● Component data from apps and pages:
━━━━
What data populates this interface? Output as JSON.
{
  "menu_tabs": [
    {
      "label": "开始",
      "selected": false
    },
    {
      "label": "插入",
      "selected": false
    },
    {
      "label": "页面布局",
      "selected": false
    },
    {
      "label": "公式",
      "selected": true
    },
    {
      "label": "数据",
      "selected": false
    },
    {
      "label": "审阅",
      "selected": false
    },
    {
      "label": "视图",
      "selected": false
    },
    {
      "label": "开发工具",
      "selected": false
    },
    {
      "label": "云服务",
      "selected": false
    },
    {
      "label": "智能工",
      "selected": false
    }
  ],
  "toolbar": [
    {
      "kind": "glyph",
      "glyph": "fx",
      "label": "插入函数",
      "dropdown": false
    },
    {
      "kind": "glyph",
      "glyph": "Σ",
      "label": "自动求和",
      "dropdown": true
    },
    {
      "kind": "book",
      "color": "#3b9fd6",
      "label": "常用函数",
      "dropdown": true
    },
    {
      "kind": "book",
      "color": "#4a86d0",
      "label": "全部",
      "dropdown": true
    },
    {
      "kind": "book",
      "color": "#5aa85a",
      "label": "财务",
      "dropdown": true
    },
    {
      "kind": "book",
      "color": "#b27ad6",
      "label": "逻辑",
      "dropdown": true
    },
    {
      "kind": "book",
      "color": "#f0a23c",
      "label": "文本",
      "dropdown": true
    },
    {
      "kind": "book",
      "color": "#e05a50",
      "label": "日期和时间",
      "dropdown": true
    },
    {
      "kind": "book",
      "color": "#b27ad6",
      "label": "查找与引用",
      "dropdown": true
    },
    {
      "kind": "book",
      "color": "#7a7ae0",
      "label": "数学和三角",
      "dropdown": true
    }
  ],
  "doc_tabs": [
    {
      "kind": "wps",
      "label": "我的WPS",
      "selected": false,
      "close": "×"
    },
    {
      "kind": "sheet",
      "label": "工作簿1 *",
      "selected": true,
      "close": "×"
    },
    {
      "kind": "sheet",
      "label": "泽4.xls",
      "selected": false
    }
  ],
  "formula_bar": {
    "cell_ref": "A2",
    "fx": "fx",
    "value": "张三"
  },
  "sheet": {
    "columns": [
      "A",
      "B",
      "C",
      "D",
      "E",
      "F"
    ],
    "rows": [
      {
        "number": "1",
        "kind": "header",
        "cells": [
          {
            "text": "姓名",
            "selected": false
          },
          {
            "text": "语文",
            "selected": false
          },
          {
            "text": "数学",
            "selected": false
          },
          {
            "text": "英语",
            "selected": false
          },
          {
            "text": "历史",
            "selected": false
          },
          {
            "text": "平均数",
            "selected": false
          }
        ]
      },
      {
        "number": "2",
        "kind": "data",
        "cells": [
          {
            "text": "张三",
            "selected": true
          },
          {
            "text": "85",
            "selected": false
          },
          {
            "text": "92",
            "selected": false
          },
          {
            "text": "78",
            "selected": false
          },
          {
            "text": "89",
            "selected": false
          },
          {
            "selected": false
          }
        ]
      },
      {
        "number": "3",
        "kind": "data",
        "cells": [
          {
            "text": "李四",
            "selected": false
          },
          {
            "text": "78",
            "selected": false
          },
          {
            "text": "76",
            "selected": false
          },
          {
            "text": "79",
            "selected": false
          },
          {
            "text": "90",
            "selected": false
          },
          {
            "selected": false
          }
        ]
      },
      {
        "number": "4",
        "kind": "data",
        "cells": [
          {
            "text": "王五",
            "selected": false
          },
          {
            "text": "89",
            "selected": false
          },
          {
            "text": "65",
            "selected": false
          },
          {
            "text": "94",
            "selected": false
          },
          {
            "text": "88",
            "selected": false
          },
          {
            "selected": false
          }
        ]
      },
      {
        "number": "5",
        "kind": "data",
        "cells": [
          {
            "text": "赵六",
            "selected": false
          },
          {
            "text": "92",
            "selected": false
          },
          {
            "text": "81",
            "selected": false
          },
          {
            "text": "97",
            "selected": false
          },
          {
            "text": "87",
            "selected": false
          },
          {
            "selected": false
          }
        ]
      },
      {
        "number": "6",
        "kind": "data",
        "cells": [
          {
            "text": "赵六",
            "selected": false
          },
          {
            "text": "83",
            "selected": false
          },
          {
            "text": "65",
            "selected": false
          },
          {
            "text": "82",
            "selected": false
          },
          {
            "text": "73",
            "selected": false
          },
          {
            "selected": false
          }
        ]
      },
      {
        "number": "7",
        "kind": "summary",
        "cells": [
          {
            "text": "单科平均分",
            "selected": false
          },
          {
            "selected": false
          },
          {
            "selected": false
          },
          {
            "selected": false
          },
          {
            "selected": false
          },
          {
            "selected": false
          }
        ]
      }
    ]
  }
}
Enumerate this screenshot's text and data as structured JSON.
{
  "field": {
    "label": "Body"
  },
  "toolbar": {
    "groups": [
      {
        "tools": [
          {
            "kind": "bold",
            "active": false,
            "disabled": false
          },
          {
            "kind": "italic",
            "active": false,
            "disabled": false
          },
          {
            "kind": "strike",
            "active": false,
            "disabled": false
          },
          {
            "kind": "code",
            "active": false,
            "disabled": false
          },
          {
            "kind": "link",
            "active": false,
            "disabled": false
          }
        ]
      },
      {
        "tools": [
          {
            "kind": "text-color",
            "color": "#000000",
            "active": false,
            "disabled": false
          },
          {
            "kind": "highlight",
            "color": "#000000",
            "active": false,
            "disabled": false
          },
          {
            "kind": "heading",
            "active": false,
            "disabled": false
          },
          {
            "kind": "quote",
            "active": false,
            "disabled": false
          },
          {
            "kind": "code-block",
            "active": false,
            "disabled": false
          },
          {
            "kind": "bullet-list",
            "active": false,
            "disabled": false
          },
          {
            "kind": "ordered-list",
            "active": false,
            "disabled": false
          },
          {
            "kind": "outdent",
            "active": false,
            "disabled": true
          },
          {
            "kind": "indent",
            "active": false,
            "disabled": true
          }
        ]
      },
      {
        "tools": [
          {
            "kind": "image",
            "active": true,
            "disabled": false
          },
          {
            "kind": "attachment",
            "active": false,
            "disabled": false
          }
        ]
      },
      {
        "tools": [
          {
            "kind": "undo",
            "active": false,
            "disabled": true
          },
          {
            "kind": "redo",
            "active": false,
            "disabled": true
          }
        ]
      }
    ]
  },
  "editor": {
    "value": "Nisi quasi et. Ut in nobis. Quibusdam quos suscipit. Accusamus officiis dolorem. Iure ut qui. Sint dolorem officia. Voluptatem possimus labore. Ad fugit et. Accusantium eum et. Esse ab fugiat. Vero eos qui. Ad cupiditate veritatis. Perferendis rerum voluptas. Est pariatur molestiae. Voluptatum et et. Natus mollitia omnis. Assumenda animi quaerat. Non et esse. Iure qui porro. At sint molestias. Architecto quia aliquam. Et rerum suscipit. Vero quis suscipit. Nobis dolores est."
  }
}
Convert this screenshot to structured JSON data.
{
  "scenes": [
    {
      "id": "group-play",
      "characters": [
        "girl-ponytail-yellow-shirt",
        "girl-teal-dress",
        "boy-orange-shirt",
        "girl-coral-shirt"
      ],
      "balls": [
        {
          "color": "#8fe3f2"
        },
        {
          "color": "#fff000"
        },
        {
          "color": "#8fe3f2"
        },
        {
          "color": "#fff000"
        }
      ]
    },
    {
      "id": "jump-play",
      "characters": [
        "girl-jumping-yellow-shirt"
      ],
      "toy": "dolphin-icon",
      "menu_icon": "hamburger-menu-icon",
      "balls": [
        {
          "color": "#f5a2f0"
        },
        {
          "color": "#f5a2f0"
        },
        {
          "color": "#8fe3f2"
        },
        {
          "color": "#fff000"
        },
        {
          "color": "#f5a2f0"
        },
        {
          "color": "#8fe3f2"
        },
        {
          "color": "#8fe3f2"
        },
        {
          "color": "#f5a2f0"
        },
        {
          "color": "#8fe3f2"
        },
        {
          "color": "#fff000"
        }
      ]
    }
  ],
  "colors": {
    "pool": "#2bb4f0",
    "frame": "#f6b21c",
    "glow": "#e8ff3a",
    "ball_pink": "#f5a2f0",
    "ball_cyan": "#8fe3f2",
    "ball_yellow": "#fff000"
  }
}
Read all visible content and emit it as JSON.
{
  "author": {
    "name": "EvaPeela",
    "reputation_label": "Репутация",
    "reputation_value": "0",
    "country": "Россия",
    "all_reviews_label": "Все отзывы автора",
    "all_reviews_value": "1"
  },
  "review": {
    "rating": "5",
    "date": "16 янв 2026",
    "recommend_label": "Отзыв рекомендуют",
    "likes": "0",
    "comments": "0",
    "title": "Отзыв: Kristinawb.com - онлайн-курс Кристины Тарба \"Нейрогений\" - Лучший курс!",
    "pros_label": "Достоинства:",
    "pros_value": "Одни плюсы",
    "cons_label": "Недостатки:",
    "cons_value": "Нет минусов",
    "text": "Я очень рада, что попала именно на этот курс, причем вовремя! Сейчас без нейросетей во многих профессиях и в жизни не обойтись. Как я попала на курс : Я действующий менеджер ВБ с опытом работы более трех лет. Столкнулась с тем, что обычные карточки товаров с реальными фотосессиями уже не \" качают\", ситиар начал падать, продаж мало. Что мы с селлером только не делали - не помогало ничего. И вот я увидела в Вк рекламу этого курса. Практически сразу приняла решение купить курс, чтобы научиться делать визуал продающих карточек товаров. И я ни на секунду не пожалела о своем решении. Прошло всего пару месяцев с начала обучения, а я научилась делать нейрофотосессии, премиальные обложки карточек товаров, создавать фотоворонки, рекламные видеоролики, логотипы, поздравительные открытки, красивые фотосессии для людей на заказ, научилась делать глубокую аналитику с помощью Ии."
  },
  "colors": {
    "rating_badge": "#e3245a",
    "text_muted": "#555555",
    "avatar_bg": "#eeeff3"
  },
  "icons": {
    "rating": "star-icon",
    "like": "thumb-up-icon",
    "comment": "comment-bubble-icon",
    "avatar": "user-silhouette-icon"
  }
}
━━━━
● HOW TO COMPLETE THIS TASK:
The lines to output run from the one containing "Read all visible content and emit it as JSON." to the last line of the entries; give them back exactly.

● WRITTEN REPLY:
Read all visible content and emit it as JSON.
{
  "author": {
    "name": "EvaPeela",
    "reputation_label": "Репутация",
    "reputation_value": "0",
    "country": "Россия",
    "all_reviews_label": "Все отзывы автора",
    "all_reviews_value": "1"
  },
  "review": {
    "rating": "5",
    "date": "16 янв 2026",
    "recommend_label": "Отзыв рекомендуют",
    "likes": "0",
    "comments": "0",
    "title": "Отзыв: Kristinawb.com - онлайн-курс Кристины Тарба \"Нейрогений\" - Лучший курс!",
    "pros_label": "Достоинства:",
    "pros_value": "Одни плюсы",
    "cons_label": "Недостатки:",
    "cons_value": "Нет минусов",
    "text": "Я очень рада, что попала именно на этот курс, причем вовремя! Сейчас без нейросетей во многих профессиях и в жизни не обойтись. Как я попала на курс : Я действующий менеджер ВБ с опытом работы более трех лет. Столкнулась с тем, что обычные карточки товаров с реальными фотосессиями уже не \" качают\", ситиар начал падать, продаж мало. Что мы с селлером только не делали - не помогало ничего. И вот я увидела в Вк рекламу этого курса. Практически сразу приняла решение купить курс, чтобы научиться делать визуал продающих карточек товаров. И я ни на секунду не пожалела о своем решении. Прошло всего пару месяцев с начала обучения, а я научилась делать нейрофотосессии, премиальные обложки карточек товаров, создавать фотоворонки, рекламные видеоролики, логотипы, поздравительные открытки, красивые фотосессии для людей на заказ, научилась делать глубокую аналитику с помощью Ии."
  },
  "colors": {
    "rating_badge": "#e3245a",
    "text_muted": "#555555",
    "avatar_bg": "#eeeff3"
  },
  "icons": {
    "rating": "star-icon",
    "like": "thumb-up-icon",
    "comment": "comment-bubble-icon",
    "avatar": "user-silhouette-icon"
  }
}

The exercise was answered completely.